Prenuptial and marriage contracts

Marriage has changed since the 1980s, as attested by the rise in cohabitation outside marriage: in 2011, nearly one in four couples in France were not married.

But this recent trend follows on major transformations in marriage throughout the nineteenth and twentieth centuries. To apprehend these changes, we need to move beyond the question of marrying to type of matrimonial regime. Property ownership and management are major issues within marriage, in part because they affect balances between spouses. On the basis of data on unions in France since 1855, three major trends may be identified.

First, marriage is declining: fewer and fewer couples are married (97% in 1968; 75% in 2011). Second, the matrimonial property regimes couples choose are constantly changing. Third, especially since 1965, wives have acquired a degree of independence and decision-making power they were deprived of before.
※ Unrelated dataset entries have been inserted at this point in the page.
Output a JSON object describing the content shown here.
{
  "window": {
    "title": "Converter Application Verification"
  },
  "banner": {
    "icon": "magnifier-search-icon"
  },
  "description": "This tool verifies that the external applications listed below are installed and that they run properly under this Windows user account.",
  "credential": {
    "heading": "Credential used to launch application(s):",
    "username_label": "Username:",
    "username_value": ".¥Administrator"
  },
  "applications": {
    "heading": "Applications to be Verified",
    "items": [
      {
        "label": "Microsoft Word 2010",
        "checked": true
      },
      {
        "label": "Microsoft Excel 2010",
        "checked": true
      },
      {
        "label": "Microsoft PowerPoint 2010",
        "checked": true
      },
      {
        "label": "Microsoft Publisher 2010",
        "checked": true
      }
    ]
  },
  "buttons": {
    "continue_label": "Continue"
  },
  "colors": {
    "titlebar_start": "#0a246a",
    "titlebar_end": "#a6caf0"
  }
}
Since France’s Civil Code was instated in 1804 and until 1965, the regime called “community of movables and acquisitions” automatically applied for all marriages without a prenuptial agreement or contract; i.e., spouses equally owned all movable goods (furniture, jewelry, stock shares), including those acquired during marriage. Managing that property, however, was the husband’s prerogative, including property belonging to his wife. An alternative that freed couples from this system was to draw up a marriage contract. In the second half of the nineteenth century nearly four in ten couples chose the contract regime. By 1915 that proportion had fallen sharply and stabilized at two in ten; by 1975 it had fallen still further (see the black curve on the Figure)

 During the period, most couples who eschewed the default regime chose community of acquired property, wherein they did not share movable property acquired before marriage; in this regime, movables owned before marriage remain separate while those acquired during marriage belong to both spouses. Other couples—accounting for slightly over 5% of marriages in the mid-nineteenth century—chose the dowry regime; in practice, nearly all dowries came from the female spouse. This regime became marginal in the twentieth century. Separation of property, where each spouse owns only what he or she acquires or inherits, was extremely rare in the nineteenth century in France but increased regularly throughout the twentieth. In these last two contract types, the wife could manage her property herself on condition that her husband agreed to this arrangement.

The law of 13 July 1965 on matrimonial property regimes upset this balance. Prior to that date, husbands had the legal right to make all decisions (expenditures, purchases, sale of real estate). With the new law, husbands could no longer subscribe loans or conduct real estate operations without their wives’ consent. Furthermore, the law abolished the dowry regime, and in the absence of a prenuptial agreement, the default regime is now community of acquisitions. Prior to 1965, this regime required a contract and only a minority adopted it; with the new law, more than 80% of spouses are covered by the acquisitions property regime. Wives alone can now make decisions concerning their assets; their husbands need not consent.

Since 1965, the power of decision is strictly linked to assets: each spouse makes his or her own decisions concerning his or her own property and spouses decide together what to do with property owned in common. Collectively owned assets are thus managed collectively while decision-making is more individual than in the past for personal property. Moreover, the constant rise in separation of property contracts suggests that in France today people tend to think of assets as individual. 

Source: Nicolas Frémeaux, Marion Leturcq, 2016, Wealth, marriage and prenuptial agreements in France (1855 - 2010), Ined, Documents de travail n° 221, 73 pages

Contact: Marion Leturcq

Online: July 2016